Presently, South Korea is a developed country with a very high standard of living. Its GDP per capita is $33,580. It is Asia’s fourth largest economy and the world’s 15th (nominal) or 12th (purchasing power parity) largest economy. The economy is export-driven, with production focusing on ships, machinery, automobiles, electronics, petrochemicals and robotics. South Korea is a member of the United Nations, WTO, OECD, and a founding member of APEC and the East Asia Summit. It should also be mentioned that Korea’s national development is also aided by its strict gun control laws. Korea ranks among the leading countries in lowest quantity of firearms per capita.
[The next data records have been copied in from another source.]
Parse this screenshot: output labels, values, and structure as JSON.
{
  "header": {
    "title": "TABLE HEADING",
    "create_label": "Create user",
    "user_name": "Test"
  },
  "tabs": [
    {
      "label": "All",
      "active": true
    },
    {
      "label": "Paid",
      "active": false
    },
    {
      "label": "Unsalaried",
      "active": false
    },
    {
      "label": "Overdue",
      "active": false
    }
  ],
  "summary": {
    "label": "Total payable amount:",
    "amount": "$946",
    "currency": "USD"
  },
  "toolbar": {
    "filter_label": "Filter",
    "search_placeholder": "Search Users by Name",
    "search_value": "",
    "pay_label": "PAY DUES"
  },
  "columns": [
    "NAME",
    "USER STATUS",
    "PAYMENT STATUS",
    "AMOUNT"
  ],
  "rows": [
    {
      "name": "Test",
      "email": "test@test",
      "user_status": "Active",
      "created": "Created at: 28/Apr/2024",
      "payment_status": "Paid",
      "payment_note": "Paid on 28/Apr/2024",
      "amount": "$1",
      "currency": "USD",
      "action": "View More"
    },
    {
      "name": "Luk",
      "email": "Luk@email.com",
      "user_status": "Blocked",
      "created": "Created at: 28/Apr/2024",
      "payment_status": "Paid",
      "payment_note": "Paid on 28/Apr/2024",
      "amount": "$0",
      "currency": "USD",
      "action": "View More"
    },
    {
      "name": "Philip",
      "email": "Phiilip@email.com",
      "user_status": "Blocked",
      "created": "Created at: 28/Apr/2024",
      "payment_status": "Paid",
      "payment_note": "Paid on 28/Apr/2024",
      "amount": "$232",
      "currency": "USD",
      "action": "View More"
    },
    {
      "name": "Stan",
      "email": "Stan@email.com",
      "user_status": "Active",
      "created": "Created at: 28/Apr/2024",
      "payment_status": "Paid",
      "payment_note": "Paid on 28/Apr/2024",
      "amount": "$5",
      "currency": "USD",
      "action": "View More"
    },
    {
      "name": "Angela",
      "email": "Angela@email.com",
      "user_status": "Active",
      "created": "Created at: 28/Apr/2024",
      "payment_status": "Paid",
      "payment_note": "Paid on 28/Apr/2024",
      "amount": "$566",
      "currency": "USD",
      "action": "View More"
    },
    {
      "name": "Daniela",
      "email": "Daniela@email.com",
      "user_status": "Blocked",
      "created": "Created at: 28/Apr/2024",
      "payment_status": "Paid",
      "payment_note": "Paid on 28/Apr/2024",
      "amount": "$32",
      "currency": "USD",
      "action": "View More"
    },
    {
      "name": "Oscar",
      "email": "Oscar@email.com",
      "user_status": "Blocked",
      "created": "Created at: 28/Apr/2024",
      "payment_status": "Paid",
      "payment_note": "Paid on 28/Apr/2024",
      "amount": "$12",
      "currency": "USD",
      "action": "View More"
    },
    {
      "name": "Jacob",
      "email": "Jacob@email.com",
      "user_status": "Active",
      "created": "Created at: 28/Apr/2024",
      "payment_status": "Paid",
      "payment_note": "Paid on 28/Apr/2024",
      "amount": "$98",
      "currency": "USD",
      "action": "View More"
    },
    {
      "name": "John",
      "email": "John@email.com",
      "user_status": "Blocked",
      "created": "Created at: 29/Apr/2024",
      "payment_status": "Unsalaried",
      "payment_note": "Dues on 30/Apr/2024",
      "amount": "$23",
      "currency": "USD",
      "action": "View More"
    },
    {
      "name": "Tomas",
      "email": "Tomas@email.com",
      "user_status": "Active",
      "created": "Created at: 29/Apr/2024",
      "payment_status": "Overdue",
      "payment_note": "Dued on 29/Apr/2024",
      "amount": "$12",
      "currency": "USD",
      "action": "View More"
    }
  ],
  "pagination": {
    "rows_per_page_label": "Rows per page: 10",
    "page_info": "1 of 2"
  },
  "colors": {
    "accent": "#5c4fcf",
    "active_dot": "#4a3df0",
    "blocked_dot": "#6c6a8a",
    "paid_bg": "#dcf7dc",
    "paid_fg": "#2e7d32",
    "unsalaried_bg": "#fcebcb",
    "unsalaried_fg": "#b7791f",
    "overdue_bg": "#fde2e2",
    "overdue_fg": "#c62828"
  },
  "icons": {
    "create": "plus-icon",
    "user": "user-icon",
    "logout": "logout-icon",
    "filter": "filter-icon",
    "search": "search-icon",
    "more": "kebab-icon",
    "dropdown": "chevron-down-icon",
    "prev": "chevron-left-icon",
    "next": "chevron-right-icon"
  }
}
I have written here on South Korea’s economic success to give an impression of their developmental stages and the power of believing that nothing is impossible with the power of human persistence. Despite numerous obstacles, Korea became one of the world’s most developed countries. Yemen is facing its own share of obstacles, but the Yemeni people and policymakers can also create a success story from Yemen. We can become a developed country, a beautiful country rich with resources both human and natural. We much work together, the government and the nation, on the single goal of building a new Yemen, wealthy and developed. In conclusion, I remind everyone that our children and our grandchildren will one day ask us what we did for them. I hope that my message is heard loud and clear: let’s start building Yemen.